┏━━

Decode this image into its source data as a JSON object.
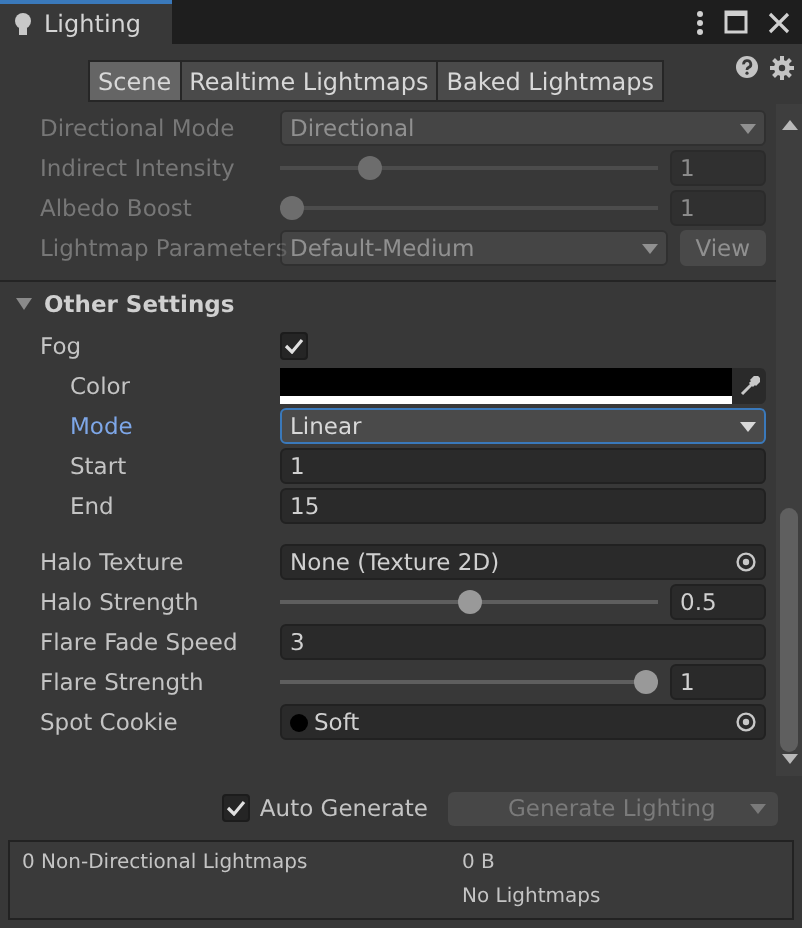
{
  "window": {
    "title": "Lighting"
  },
  "tabs": [
    {
      "label": "Scene",
      "selected": true
    },
    {
      "label": "Realtime Lightmaps",
      "selected": false
    },
    {
      "label": "Baked Lightmaps",
      "selected": false
    }
  ],
  "lightmapping_settings": [
    {
      "kind": "dropdown",
      "label": "Directional Mode",
      "value": "Directional",
      "disabled": true
    },
    {
      "kind": "slider",
      "label": "Indirect Intensity",
      "level": 0.22,
      "value": "1",
      "disabled": true
    },
    {
      "kind": "slider",
      "label": "Albedo Boost",
      "level": 0,
      "value": "1",
      "disabled": true
    },
    {
      "kind": "asset",
      "label": "Lightmap Parameters",
      "value": "Default-Medium",
      "button": "View",
      "disabled": true
    }
  ],
  "other_settings": {
    "title": "Other Settings",
    "expanded": true,
    "rows": [
      {
        "kind": "checkbox",
        "label": "Fog",
        "checked": true,
        "children": [
          {
            "kind": "color",
            "label": "Color",
            "color": "#000000",
            "focused": false
          },
          {
            "kind": "dropdown",
            "label": "Mode",
            "value": "Linear",
            "focused": true
          },
          {
            "kind": "number",
            "label": "Start",
            "value": "1",
            "focused": false
          },
          {
            "kind": "number",
            "label": "End",
            "value": "15",
            "focused": false
          }
        ]
      },
      {
        "kind": "object",
        "label": "Halo Texture",
        "value": "None (Texture 2D)"
      },
      {
        "kind": "slider",
        "label": "Halo Strength",
        "level": 0.5,
        "value": "0.5"
      },
      {
        "kind": "number",
        "label": "Flare Fade Speed",
        "value": "3"
      },
      {
        "kind": "slider",
        "label": "Flare Strength",
        "level": 1,
        "value": "1"
      },
      {
        "kind": "texture",
        "label": "Spot Cookie",
        "value": "Soft"
      }
    ]
  },
  "auto_generate": {
    "label": "Auto Generate",
    "checked": true
  },
  "generate_button": {
    "label": "Generate Lighting",
    "disabled": true
  },
  "lightmap_info": {
    "column_1": "0 Non-Directional Lightmaps",
    "column_2": [
      "0 B",
      "No Lightmaps"
    ]
  }
}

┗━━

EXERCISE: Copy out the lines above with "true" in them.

EXERCISE SOLUTION:
      "selected": true
      "disabled": true
      "disabled": true
      "disabled": true
      "disabled": true
    "expanded": true,
        "checked": true,
            "focused": true
    "checked": true
    "disabled": true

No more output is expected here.